[Your goal]: Report back every line of the entries that contains "ByLayer", exactly as written.

[Extracted records]:
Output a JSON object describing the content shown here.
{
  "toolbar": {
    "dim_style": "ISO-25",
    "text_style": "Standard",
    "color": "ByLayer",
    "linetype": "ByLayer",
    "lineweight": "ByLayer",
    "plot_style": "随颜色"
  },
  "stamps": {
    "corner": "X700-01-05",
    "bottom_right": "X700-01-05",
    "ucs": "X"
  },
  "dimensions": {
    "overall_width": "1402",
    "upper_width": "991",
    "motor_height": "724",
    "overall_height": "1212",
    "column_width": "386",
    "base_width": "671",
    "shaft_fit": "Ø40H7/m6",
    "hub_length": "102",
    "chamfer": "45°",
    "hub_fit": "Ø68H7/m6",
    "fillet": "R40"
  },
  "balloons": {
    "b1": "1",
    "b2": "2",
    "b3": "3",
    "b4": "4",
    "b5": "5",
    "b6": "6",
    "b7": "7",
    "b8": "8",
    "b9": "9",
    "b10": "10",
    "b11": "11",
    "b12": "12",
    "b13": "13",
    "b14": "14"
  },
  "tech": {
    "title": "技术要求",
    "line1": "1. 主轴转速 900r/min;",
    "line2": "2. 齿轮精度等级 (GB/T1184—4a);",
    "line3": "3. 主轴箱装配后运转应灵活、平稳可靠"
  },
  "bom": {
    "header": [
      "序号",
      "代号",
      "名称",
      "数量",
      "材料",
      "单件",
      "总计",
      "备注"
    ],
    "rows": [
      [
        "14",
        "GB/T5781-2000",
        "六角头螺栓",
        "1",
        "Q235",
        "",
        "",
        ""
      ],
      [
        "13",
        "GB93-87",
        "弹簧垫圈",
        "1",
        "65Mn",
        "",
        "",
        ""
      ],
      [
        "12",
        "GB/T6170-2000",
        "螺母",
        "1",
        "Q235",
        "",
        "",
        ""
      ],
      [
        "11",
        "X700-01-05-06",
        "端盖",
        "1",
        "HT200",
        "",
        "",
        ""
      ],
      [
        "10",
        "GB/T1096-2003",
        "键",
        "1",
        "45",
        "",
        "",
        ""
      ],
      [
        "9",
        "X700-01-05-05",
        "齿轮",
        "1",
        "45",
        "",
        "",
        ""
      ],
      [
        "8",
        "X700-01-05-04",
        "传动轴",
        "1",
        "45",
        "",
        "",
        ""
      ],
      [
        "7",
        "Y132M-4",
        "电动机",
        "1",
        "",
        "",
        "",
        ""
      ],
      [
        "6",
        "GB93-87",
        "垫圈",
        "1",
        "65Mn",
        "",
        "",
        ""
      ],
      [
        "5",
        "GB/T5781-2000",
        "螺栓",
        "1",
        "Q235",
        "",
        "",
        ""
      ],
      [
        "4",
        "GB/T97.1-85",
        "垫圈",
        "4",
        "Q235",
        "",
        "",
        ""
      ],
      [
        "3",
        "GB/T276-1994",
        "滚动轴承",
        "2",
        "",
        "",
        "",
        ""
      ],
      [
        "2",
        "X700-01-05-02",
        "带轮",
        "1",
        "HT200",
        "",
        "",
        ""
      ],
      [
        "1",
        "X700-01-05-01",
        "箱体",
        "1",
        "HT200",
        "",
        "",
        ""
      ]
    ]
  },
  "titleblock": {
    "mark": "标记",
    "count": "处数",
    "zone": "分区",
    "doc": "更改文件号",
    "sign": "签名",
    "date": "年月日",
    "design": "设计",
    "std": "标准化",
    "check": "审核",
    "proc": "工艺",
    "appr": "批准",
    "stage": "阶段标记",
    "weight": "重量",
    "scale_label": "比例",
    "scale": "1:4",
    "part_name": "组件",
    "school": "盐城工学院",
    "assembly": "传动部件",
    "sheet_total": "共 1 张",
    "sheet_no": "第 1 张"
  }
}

[Exercise solution]:
    "color": "ByLayer",
    "linetype": "ByLayer",
    "lineweight": "ByLayer",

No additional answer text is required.